Records for this exercise —
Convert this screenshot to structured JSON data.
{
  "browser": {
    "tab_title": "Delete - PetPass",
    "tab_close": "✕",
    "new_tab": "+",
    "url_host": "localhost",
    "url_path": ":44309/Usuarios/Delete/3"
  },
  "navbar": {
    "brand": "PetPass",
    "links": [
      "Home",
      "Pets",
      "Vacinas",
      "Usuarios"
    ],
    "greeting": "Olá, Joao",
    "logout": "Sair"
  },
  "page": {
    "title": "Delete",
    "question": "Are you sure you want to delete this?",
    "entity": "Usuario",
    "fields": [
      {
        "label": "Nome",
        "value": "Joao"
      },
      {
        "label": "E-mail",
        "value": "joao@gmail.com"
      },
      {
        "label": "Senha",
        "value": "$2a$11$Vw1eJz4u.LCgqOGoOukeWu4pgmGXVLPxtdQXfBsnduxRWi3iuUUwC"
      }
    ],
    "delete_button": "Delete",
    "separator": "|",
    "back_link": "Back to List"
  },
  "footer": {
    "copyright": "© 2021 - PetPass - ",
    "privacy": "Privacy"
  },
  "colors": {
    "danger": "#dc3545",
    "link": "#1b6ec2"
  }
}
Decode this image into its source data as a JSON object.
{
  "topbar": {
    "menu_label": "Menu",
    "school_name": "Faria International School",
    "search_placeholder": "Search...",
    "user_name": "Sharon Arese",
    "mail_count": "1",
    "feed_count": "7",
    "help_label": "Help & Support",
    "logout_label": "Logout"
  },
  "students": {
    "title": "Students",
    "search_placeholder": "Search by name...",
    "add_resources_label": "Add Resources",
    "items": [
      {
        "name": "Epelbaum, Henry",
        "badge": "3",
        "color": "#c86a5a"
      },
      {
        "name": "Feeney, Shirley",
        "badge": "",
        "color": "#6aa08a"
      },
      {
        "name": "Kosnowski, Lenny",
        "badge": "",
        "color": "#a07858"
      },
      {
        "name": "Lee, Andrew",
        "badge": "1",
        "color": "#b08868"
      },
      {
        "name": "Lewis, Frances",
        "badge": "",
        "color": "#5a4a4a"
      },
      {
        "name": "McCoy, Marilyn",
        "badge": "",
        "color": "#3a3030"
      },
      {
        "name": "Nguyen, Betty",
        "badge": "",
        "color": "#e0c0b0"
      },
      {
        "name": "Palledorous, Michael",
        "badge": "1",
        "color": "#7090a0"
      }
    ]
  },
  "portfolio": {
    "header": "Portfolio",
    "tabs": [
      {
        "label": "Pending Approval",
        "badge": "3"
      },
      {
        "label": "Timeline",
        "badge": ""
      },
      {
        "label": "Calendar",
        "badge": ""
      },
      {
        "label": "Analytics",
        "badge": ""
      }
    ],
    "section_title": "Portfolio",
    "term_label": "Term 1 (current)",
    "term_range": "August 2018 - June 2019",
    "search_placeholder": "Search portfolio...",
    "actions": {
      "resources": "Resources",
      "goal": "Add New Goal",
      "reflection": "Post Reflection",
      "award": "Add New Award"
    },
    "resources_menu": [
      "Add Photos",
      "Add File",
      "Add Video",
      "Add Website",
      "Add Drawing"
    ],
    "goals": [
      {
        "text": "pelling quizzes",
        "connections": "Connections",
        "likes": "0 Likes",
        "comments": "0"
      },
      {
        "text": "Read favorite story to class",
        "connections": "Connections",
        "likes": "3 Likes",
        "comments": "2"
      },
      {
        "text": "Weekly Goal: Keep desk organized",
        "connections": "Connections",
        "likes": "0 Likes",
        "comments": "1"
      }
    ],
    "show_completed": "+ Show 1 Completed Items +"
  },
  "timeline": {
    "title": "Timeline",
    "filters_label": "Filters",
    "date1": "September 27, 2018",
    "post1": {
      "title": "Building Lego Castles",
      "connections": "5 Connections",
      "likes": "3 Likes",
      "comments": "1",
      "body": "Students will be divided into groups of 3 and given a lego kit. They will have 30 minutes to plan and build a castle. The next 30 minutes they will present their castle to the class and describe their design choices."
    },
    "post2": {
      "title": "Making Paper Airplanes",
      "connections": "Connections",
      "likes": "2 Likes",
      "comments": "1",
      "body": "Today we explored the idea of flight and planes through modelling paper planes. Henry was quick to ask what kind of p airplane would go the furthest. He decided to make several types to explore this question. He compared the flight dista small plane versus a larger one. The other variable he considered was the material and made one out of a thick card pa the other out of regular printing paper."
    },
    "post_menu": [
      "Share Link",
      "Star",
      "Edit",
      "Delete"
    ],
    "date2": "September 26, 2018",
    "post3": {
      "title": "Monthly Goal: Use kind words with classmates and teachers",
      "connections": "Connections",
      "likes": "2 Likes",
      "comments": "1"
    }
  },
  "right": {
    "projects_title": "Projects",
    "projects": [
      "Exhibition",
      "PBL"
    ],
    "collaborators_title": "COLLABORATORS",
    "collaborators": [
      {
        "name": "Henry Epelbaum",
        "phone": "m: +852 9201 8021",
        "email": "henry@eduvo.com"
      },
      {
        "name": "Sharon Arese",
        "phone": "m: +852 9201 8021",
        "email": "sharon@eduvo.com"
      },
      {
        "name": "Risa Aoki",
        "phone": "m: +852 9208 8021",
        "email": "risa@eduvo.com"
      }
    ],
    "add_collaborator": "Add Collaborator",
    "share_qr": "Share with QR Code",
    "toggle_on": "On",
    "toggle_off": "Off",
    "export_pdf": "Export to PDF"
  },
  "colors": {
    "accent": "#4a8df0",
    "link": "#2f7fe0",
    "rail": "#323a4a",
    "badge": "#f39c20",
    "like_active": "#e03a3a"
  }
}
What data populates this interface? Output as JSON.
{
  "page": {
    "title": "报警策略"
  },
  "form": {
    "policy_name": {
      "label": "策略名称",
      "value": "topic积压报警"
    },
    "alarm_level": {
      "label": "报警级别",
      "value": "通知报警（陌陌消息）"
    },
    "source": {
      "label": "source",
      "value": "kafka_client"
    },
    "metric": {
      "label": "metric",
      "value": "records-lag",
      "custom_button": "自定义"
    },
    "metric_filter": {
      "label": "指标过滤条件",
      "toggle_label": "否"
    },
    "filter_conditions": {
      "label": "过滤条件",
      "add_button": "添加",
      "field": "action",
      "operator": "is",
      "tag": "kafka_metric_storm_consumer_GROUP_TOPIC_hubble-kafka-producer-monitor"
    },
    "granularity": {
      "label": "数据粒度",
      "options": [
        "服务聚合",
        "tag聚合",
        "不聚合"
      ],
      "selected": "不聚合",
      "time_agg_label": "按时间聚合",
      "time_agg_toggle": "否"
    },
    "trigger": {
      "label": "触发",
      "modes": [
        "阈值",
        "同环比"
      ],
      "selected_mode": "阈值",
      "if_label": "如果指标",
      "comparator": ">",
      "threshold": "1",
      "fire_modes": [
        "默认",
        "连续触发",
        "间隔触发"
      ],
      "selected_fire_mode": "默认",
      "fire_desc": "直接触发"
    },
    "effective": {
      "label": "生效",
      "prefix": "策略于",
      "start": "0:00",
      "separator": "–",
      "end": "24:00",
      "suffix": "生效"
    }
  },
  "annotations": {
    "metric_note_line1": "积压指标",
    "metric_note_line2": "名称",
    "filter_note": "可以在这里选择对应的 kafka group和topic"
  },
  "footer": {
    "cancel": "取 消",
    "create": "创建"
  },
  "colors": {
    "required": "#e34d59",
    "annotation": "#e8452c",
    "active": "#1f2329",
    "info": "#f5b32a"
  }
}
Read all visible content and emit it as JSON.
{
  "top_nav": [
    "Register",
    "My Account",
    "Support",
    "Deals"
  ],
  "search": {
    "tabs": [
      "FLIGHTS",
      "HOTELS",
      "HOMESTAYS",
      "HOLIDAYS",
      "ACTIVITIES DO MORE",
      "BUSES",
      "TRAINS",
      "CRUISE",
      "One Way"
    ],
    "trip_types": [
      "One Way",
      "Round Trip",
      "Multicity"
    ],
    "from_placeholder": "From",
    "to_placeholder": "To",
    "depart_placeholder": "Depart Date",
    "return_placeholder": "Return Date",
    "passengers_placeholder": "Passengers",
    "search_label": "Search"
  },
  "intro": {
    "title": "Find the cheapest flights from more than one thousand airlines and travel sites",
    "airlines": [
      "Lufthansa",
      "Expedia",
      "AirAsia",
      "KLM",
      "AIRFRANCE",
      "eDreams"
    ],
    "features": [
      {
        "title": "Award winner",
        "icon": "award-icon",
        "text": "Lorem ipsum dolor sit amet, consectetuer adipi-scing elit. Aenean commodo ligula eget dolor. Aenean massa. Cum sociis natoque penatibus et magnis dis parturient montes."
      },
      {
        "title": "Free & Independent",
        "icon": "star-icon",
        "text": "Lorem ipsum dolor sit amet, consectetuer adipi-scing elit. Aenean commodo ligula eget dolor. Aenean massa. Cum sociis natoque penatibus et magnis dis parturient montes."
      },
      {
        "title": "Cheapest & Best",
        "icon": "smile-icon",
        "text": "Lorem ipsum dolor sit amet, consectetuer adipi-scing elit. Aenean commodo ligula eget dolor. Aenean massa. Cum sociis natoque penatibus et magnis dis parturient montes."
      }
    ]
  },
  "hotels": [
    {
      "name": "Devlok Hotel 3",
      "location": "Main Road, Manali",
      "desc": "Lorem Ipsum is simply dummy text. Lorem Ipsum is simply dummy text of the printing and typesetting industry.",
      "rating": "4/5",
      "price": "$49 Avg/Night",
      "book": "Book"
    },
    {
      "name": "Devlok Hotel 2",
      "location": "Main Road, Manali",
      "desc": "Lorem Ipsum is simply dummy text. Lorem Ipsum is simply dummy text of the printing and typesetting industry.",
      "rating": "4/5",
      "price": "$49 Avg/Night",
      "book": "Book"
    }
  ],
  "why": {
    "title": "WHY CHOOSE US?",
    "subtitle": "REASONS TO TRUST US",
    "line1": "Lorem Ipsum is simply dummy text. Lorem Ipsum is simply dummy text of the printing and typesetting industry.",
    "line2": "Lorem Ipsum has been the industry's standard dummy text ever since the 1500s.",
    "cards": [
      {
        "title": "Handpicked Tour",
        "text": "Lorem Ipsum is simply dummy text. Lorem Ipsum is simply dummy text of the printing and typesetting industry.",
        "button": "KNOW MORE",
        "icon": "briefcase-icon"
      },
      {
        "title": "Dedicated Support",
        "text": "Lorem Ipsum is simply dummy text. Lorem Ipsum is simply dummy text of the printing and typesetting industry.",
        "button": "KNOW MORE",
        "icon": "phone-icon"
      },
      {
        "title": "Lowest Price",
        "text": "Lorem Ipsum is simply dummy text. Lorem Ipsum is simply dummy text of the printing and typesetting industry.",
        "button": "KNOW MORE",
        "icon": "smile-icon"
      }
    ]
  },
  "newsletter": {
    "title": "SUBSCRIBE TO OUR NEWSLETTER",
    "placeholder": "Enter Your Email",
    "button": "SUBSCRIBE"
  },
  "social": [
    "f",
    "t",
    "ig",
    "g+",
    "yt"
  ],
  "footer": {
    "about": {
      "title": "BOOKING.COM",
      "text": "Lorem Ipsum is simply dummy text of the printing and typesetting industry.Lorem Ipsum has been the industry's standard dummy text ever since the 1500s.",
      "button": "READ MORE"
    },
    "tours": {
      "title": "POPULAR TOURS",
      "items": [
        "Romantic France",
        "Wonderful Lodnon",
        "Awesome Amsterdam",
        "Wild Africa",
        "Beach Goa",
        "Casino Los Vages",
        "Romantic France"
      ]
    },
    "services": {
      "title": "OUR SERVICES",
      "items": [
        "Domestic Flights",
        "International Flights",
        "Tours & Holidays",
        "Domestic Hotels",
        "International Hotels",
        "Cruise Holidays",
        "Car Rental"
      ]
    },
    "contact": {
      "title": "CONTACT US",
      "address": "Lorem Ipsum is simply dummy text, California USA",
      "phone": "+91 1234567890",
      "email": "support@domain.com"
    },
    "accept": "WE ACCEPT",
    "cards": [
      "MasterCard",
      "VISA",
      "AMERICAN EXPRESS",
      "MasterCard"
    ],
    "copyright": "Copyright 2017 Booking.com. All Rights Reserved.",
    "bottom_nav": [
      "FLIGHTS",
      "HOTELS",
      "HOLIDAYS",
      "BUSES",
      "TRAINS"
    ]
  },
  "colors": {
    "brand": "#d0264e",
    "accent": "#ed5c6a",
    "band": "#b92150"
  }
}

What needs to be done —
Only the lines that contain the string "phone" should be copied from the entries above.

Output for this task —
        "phone": "m: +852 9201 8021",
        "phone": "m: +852 9201 8021",
        "phone": "m: +852 9208 8021",
        "icon": "phone-icon"
      "phone": "+91 1234567890",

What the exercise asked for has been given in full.